Data about app and page elements:
= = = =
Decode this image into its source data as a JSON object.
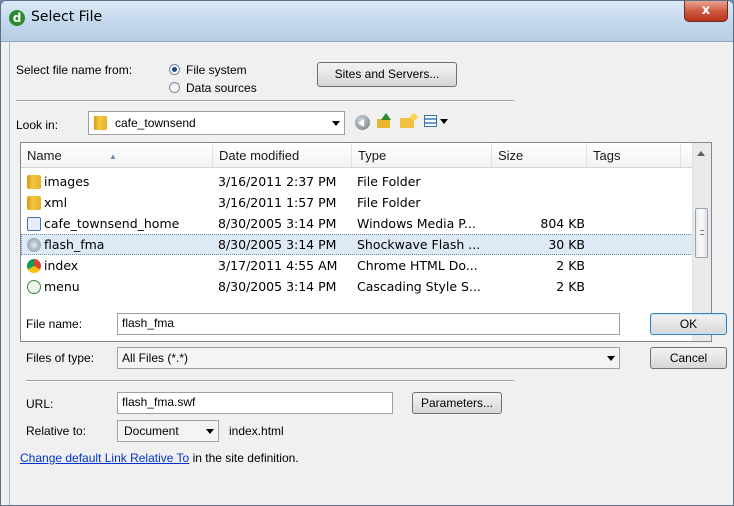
{
  "window": {
    "title": "Select File",
    "close_label": "x"
  },
  "source": {
    "label": "Select file name from:",
    "options": [
      "File system",
      "Data sources"
    ],
    "selected": "File system",
    "sites_button": "Sites and Servers..."
  },
  "lookin": {
    "label": "Look in:",
    "folder": "cafe_townsend",
    "toolbar_icons": [
      "back-icon",
      "up-folder-icon",
      "new-folder-icon",
      "view-menu-icon"
    ]
  },
  "filelist": {
    "columns": [
      "Name",
      "Date modified",
      "Type",
      "Size",
      "Tags"
    ],
    "rows": [
      {
        "name": "images",
        "date": "3/16/2011 2:37 PM",
        "type": "File Folder",
        "size": "",
        "icon": "folder-icon"
      },
      {
        "name": "xml",
        "date": "3/16/2011 1:57 PM",
        "type": "File Folder",
        "size": "",
        "icon": "folder-icon"
      },
      {
        "name": "cafe_townsend_home",
        "date": "8/30/2005 3:14 PM",
        "type": "Windows Media P...",
        "size": "804 KB",
        "icon": "media-file-icon"
      },
      {
        "name": "flash_fma",
        "date": "8/30/2005 3:14 PM",
        "type": "Shockwave Flash ...",
        "size": "30 KB",
        "icon": "flash-file-icon",
        "selected": true
      },
      {
        "name": "index",
        "date": "3/17/2011 4:55 AM",
        "type": "Chrome HTML Do...",
        "size": "2 KB",
        "icon": "chrome-icon"
      },
      {
        "name": "menu",
        "date": "8/30/2005 3:14 PM",
        "type": "Cascading Style S...",
        "size": "2 KB",
        "icon": "css-file-icon"
      }
    ]
  },
  "filename": {
    "label": "File name:",
    "value": "flash_fma",
    "ok": "OK"
  },
  "filetype": {
    "label": "Files of type:",
    "value": "All Files (*.*)",
    "cancel": "Cancel"
  },
  "url": {
    "label": "URL:",
    "value": "flash_fma.swf",
    "parameters": "Parameters..."
  },
  "relative": {
    "label": "Relative to:",
    "value": "Document",
    "file": "index.html"
  },
  "footer": {
    "link": "Change default Link Relative To",
    "rest": " in the site definition."
  }
}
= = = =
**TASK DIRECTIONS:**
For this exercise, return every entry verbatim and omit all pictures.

**EXERCISE RESPONSE:**
Decode this image into its source data as a JSON object.
{
  "window": {
    "title": "Select File",
    "close_label": "x"
  },
  "source": {
    "label": "Select file name from:",
    "options": [
      "File system",
      "Data sources"
    ],
    "selected": "File system",
    "sites_button": "Sites and Servers..."
  },
  "lookin": {
    "label": "Look in:",
    "folder": "cafe_townsend",
    "toolbar_icons": [
      "back-icon",
      "up-folder-icon",
      "new-folder-icon",
      "view-menu-icon"
    ]
  },
  "filelist": {
    "columns": [
      "Name",
      "Date modified",
      "Type",
      "Size",
      "Tags"
    ],
    "rows": [
      {
        "name": "images",
        "date": "3/16/2011 2:37 PM",
        "type": "File Folder",
        "size": "",
        "icon": "folder-icon"
      },
      {
        "name": "xml",
        "date": "3/16/2011 1:57 PM",
        "type": "File Folder",
        "size": "",
        "icon": "folder-icon"
      },
      {
        "name": "cafe_townsend_home",
        "date": "8/30/2005 3:14 PM",
        "type": "Windows Media P...",
        "size": "804 KB",
        "icon": "media-file-icon"
      },
      {
        "name": "flash_fma",
        "date": "8/30/2005 3:14 PM",
        "type": "Shockwave Flash ...",
        "size": "30 KB",
        "icon": "flash-file-icon",
        "selected": true
      },
      {
        "name": "index",
        "date": "3/17/2011 4:55 AM",
        "type": "Chrome HTML Do...",
        "size": "2 KB",
        "icon": "chrome-icon"
      },
      {
        "name": "menu",
        "date": "8/30/2005 3:14 PM",
        "type": "Cascading Style S...",
        "size": "2 KB",
        "icon": "css-file-icon"
      }
    ]
  },
  "filename": {
    "label": "File name:",
    "value": "flash_fma",
    "ok": "OK"
  },
  "filetype": {
    "label": "Files of type:",
    "value": "All Files (*.*)",
    "cancel": "Cancel"
  },
  "url": {
    "label": "URL:",
    "value": "flash_fma.swf",
    "parameters": "Parameters..."
  },
  "relative": {
    "label": "Relative to:",
    "value": "Document",
    "file": "index.html"
  },
  "footer": {
    "link": "Change default Link Relative To",
    "rest": " in the site definition."
  }
}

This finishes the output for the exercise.